Her topping Allen Johnson's Mopar Avenger in Seattle's semifinals last week was a precursor for their return meeting at Brainerd's finals.
Now she has notched two wins back-to-back.
Like father, like son, is a good relationship in drag racing that only fails when the father redlights out of the race in the first round as Hector Arana Sr. did while saddling the Lucas Oil Buell. It was the finals against super-hot Eddie Krawiec's Screamin' Eagle Harley where young Arana Jr. hiccupped his race away with a red light.
The biggest sinker, the definitive bottom feeder of the week, was not on the track but was this statement from ESPN:
"Paul Page will pursue other opportunities after the 2012 season and will not return to the ESPN NHRA anchor position in 2013. He has been a tremendous presence on our motorsports coverage, most recently NHRA, for decades and we wish him the very best in the future. We have not finalized our plans for 2013 and we don't expect to make any NHRA commentator announcements until after the 2012 season."
This note was so cold the temperatures plunged around Brainerd to near freezing the day it was issued.

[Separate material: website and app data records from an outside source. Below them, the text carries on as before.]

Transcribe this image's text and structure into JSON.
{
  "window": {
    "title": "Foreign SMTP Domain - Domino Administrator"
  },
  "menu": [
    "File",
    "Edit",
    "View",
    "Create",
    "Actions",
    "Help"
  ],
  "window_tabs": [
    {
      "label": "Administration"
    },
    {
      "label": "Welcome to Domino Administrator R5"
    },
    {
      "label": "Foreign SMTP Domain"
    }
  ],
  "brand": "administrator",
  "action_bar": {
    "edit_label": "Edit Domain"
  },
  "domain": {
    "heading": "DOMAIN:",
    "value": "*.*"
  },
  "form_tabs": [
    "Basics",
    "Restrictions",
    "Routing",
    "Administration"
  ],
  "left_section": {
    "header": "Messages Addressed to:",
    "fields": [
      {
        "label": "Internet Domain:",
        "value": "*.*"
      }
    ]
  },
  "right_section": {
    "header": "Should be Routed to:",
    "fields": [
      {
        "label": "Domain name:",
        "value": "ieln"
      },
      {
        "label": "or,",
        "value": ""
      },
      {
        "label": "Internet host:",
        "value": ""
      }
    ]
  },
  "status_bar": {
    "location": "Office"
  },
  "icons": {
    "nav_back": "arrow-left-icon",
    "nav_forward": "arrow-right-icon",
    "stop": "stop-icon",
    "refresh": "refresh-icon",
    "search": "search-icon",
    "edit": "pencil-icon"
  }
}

Most recognize the brutal nature of change not only in television broadcasting but also professions, jobs, careers, big corporations, small companies, dragster teams, sponsors, writers ...
The ESPN encampment producing these broadcasts is a special group, highly experienced and very tight together, traveling from event-to-event just like the teams themselves.
Spending time with these bright, motivated professionals, I discovered they are a cohesive family; it shows in the quality and forward-thinking of their programs.
Perhaps an understanding from this upheaval came unexpectedly from the guy sitting next to Page in their enclosed set . . . .
Dunn explained, challenges are discovered when racing Funny Cars. He revealed more about life and careers and rocky roads like television broadcasting than he probably realized when remarking,
"You race these things long enough . . . you're going to have issues."